-------- MATERIAL SUPPLIED
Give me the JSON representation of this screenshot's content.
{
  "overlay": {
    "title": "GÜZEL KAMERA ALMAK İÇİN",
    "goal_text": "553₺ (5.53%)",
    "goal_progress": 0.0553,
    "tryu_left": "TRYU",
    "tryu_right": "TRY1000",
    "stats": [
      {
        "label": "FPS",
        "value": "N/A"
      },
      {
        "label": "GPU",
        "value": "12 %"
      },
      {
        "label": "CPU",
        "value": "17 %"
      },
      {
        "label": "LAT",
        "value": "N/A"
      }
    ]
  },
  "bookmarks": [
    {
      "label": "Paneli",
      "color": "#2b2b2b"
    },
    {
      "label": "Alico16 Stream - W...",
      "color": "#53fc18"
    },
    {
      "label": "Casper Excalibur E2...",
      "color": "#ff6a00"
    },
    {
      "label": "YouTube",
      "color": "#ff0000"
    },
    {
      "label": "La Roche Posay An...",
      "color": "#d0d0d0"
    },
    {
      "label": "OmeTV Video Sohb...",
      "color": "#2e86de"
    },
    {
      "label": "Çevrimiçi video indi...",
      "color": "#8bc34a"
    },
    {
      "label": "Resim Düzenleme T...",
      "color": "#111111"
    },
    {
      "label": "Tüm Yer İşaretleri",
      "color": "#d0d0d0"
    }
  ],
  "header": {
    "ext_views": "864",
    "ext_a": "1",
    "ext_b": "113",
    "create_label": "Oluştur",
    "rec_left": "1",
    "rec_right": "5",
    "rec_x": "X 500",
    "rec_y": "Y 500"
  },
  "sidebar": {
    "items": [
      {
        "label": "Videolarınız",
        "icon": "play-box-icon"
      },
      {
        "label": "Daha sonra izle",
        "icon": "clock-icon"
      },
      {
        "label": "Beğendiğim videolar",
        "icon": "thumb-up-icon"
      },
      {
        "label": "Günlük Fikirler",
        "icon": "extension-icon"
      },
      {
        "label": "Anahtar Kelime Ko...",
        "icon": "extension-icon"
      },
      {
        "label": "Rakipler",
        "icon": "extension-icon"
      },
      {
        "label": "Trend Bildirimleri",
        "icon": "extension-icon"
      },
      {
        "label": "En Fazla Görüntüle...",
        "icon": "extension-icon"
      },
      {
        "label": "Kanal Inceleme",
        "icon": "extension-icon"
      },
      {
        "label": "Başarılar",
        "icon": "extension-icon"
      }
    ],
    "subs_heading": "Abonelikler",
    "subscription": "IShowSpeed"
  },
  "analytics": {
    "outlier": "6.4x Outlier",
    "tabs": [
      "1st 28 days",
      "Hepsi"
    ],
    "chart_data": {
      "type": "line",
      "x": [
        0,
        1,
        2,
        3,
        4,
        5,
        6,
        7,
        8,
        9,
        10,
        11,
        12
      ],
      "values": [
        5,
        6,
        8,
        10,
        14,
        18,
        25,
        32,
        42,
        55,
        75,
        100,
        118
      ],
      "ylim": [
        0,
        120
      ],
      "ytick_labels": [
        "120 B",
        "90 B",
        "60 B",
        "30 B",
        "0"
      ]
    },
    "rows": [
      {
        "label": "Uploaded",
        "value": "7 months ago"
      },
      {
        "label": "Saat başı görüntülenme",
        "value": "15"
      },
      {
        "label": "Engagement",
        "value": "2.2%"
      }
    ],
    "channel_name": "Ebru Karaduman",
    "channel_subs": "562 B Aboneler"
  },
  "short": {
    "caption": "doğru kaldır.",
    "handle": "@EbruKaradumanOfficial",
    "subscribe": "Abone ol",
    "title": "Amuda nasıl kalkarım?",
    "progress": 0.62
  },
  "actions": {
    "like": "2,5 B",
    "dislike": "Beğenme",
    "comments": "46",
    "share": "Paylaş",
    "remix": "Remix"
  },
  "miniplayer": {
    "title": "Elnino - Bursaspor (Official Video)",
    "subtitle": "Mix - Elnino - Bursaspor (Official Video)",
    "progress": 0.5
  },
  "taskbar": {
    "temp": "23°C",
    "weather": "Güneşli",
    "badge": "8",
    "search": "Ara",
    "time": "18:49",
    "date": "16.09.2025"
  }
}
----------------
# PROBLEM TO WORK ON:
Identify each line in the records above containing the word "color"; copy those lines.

# YOUR SOLUTION:
      "color": "#2b2b2b"
      "color": "#53fc18"
      "color": "#ff6a00"
      "color": "#ff0000"
      "color": "#d0d0d0"
      "color": "#2e86de"
      "color": "#8bc34a"
      "color": "#111111"
      "color": "#d0d0d0"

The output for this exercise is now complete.